  • Years Active: 2000s


Biography All Music Guide

All Music Guide:

Brazilian singer Cibelle was just a five-year-old child in São Paulo when she told her mother she wanted to start taking guitar lessons. Her mother agreed, and Cibelle moved around from instrument to instrument, trying her hand at the piano, percussion, and voice. As a teenager she was more interested in acting, appearing in commercials and promotional spots on MTV Brazil, but eventually realized that singing was her true passion and started performing at jam sessions around the city. It was at one of these sessions that she met the then-unknown Yugoslavian DJ Suba, who performed his version of synth-heavy samba for the crowd. Cibelle was intrigued by his interpretation of Brazilian music and, at a friend's urging, got up on-stage to sing with him. Suba was so impressed that he invited her to come to his home recording studio to work on an album, what would later become the seminal São Paulo Confessions. Though the producer died tragically shortly after the record's release, Cibelle continued on, appearing on guitarist and singer/songwriter Celso Fonseca's 2003 album, Natural, and releasing her own self-titled debut album on Six Degrees/Ziriguiboom. She followed up in 2004 with her EP About a Girl, and two years later Shine of Dried Electric Leaves, which featured duets with Seu Jorge and Devendra Banhart, came out. In 2007 a digital-only EP, containing remixes of the Tom Waits song from Shine of Dried Electric Leaves, "Green Grass," as well as some exclusive tracks, was released.
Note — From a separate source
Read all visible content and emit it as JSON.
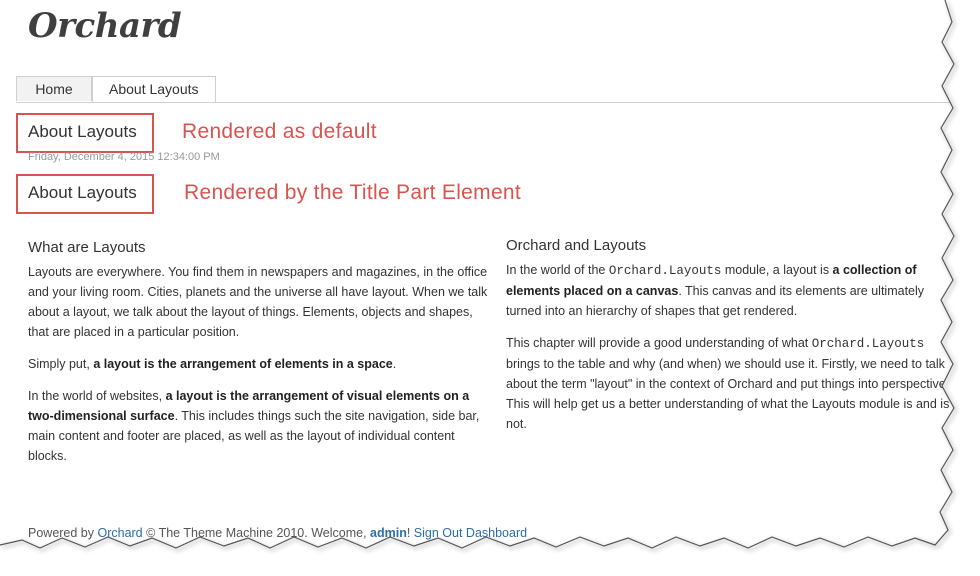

The year 2010 brought the release of her most critically respected album, Las Venus Resort Palace Hotel, on Crammed Discs. Unbinding followed in 2013.

eMusic Features


Gas, Grass Or Balkan Brass

By Richard Gehr, Contributor

The best dancers in the house when the Boban i Marko Markovic Orkestar played Lincoln Center's Midsummer Night Swing series in Manhattan this summer were a handsome couple, probably in their 60s, who whirled and dipped with the intuitive ease of longtime lovers immersed in their favorite music. I stood nearby and imagined them reveling in the sound of their Serbian homeland, lost in an ecstatic sea of nostalgia as they danced away the decades… more »